Assignment: Find the word "chevron" in the listing below. Copy every line that has it.
● ● ●
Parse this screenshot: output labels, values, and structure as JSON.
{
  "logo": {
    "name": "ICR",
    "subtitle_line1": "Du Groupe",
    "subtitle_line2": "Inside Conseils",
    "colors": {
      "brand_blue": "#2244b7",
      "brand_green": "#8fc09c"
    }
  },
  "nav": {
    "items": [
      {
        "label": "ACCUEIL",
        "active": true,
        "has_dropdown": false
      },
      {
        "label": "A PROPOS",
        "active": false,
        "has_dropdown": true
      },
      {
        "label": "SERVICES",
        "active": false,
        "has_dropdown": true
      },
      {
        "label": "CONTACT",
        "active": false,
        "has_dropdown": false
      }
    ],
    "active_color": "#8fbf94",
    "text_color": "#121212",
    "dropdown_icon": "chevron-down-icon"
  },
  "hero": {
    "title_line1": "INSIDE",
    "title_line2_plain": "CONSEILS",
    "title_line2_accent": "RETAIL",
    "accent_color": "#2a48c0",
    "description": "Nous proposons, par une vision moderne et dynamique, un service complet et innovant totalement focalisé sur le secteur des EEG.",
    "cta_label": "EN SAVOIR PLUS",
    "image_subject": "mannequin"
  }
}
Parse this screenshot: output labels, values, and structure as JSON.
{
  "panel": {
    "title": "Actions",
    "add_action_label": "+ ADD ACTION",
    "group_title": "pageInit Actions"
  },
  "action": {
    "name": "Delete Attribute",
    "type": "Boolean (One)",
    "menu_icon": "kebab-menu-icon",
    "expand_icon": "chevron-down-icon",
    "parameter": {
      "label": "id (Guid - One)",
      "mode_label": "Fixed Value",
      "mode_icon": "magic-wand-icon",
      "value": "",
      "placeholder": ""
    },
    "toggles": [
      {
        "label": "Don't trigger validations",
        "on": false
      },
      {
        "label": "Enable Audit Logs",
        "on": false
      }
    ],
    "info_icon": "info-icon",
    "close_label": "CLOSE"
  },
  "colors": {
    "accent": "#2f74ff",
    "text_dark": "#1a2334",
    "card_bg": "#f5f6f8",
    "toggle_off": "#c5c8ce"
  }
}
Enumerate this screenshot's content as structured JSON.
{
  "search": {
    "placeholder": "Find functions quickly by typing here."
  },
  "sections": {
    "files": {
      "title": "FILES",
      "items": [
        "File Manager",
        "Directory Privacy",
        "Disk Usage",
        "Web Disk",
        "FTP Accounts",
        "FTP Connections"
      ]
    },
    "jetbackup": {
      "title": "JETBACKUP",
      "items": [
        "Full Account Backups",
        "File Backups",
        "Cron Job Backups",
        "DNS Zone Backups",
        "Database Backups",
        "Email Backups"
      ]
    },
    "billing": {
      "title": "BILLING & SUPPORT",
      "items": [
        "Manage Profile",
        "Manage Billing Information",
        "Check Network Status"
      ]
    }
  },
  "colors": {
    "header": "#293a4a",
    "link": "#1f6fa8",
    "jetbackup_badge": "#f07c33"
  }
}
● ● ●
Solution to this problem:
    "dropdown_icon": "chevron-down-icon"
    "expand_icon": "chevron-down-icon",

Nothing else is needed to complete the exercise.